● **STUDY MATERIAL**:
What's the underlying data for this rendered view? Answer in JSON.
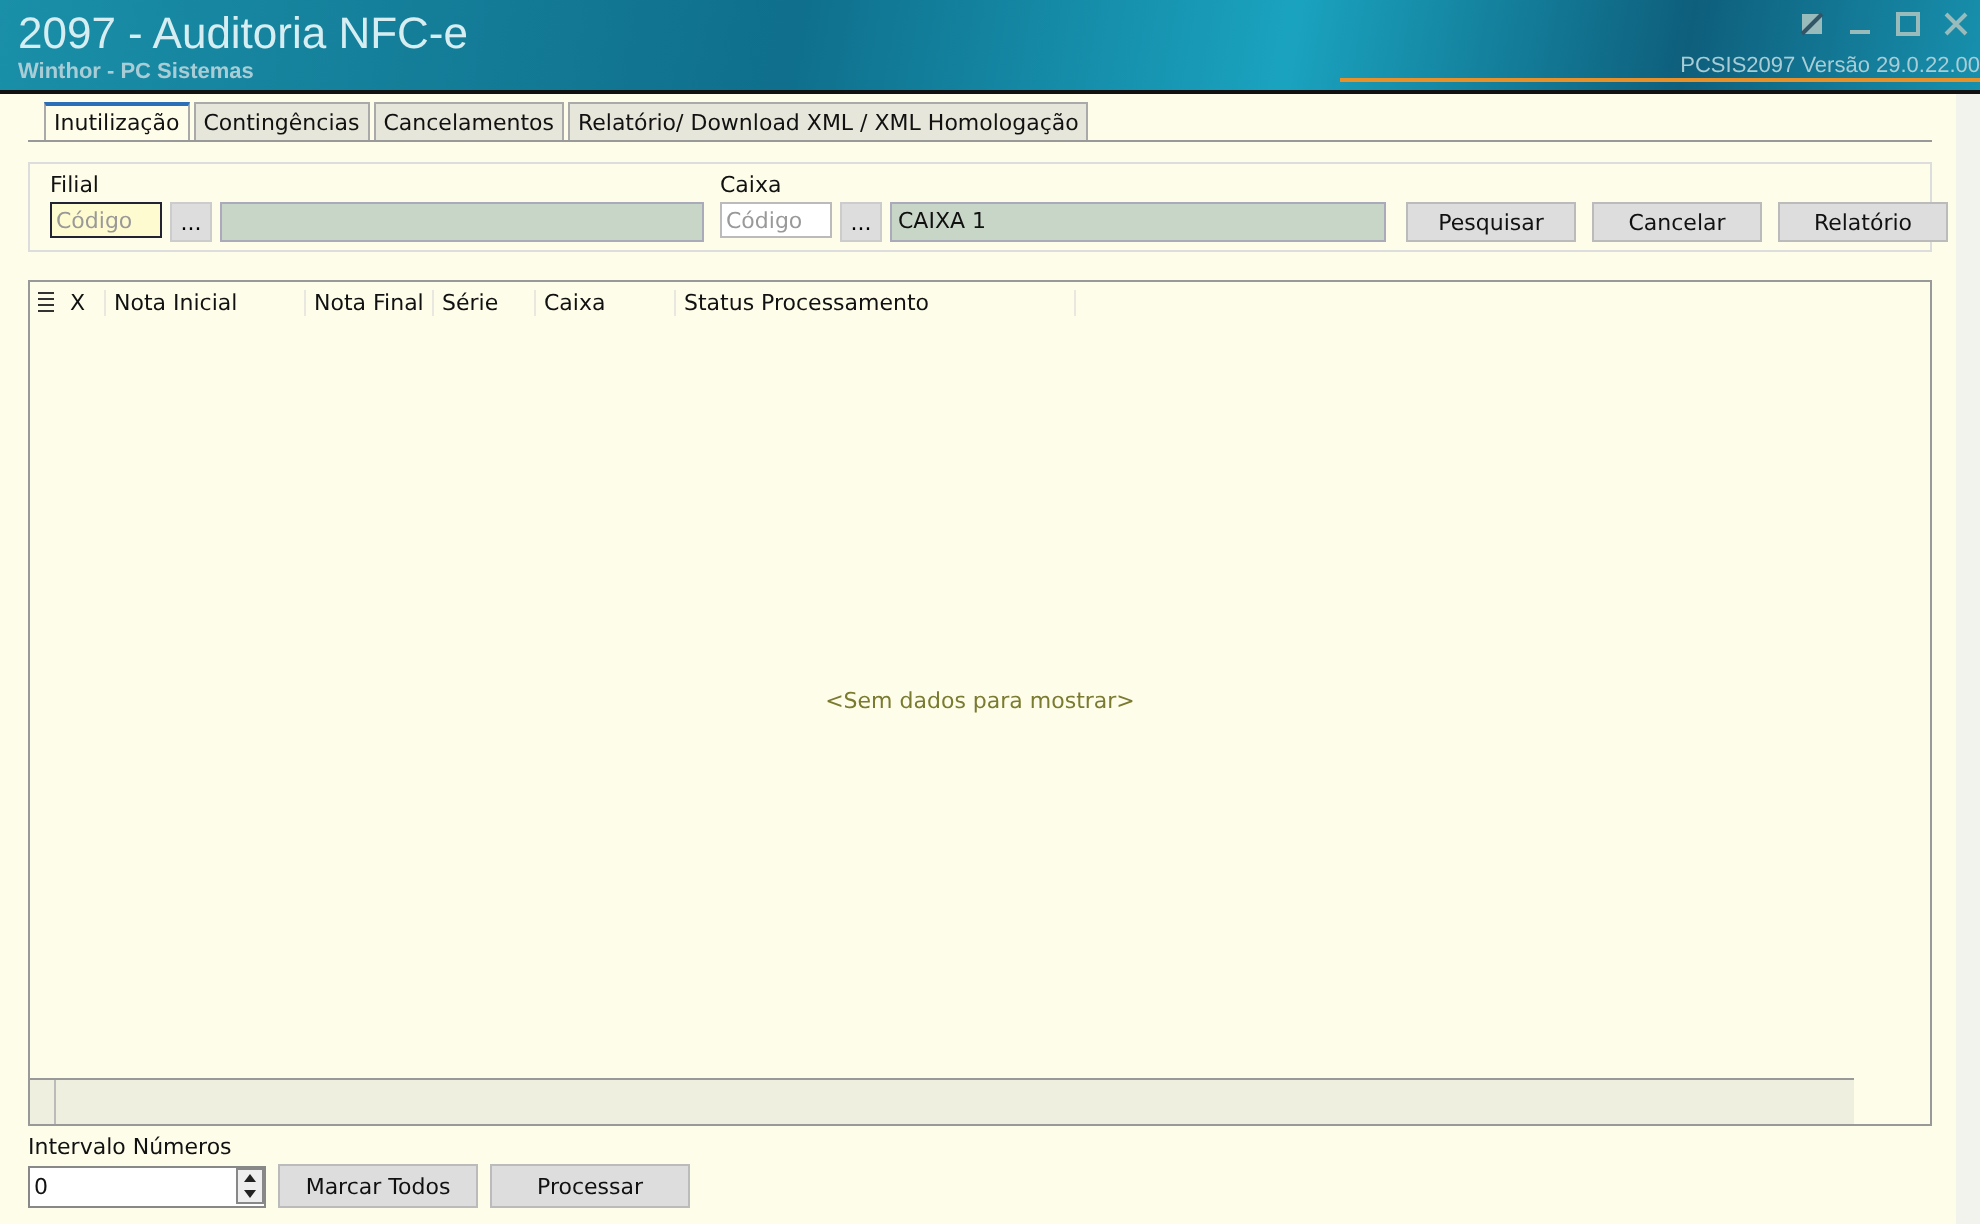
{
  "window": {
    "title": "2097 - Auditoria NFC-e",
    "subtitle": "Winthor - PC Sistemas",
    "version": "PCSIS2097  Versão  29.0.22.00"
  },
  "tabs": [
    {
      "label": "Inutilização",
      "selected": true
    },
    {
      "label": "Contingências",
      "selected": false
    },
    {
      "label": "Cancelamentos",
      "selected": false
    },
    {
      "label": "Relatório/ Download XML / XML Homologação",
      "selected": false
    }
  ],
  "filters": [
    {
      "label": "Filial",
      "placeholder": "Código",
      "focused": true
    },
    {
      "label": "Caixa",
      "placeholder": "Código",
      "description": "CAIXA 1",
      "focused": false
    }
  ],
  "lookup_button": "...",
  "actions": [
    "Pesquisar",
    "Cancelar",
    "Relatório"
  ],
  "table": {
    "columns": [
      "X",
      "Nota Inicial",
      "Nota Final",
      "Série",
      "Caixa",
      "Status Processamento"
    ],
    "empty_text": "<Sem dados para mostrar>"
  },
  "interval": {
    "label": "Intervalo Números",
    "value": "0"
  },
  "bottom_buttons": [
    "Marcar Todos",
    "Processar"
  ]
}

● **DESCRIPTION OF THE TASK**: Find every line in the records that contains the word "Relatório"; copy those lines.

● **FINAL ANSWER**:
      "label": "Relatório/ Download XML / XML Homologação",
    "Relatório"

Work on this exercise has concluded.